The Council of the European Union banned the network on March 1, just days after Russia’s invasion of Ukraine on February 24, saying it was being used as “a conduit” for Russian propaganda aimed at drumming up support for the aggression.
“The Grand Chamber of the General Court dismisses RT France’s application for annulment of acts of the Council, adopted following the outbreak of the war in Ukraine, temporarily prohibiting that organisation from broadcasting content,” the court said in a statement on Wednesday.
The court noted that RT France’s appeal cited four key infringements against it, spanning rights of defence, freedom of expression and information, the right to conduct a business, and the principle of non-discrimination on grounds of nationality
RT’s application also questioned the Council of the European Union’s “competence” to adopt the ban.
The court said that because the Council has oversight on matters of common foreign and security policy across the bloc, the decision to ban RT was within its remit.
“The Council cannot be criticised for having considered that the necessary measures to be taken in response to the serious threat to peace at Europe’s borders and the infringement of international law could also include the temporary prohibition on content broadcasting by certain media outlets funded by the Russian State, on the ground that those outlets would support the Russian Federation’s military aggression against Ukraine,” said the Court of Justice in its ruling.
The fresh ruling provoked an angry response from the Kremlin in Moscow with spokesperson Dmitry Peskov telling reporters that Russia could adopt similar measures against Western media outlets operating in the country.
“We will also not let them work here,” he said, suggesting the ban flew in the face European Union “ideals” around freedom of expression.
RT – which broadcasts in English, French, German and Arabic – has long been accused by Western politicians of delivering international news coverage skewed in favor of Russia.

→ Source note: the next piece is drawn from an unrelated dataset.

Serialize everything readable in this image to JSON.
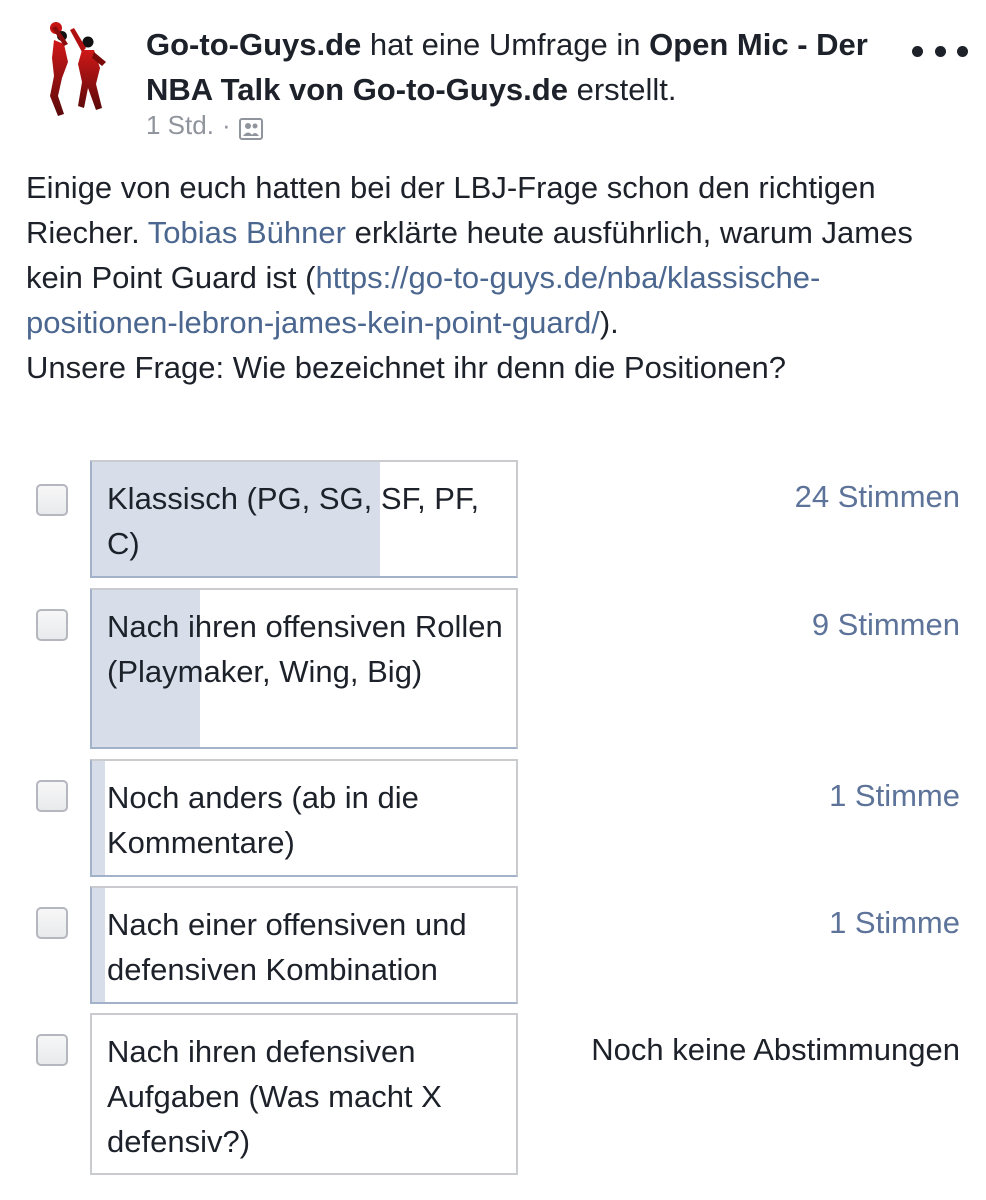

In a separate ruling last week in the UK, where the network had its license revoked on March 18, UK regulator Ofcom said RT had not adhered to impartiality rules in the UK Broadcasting Code, a requirement to secure and retain a license, in its ongoing coverage of the war.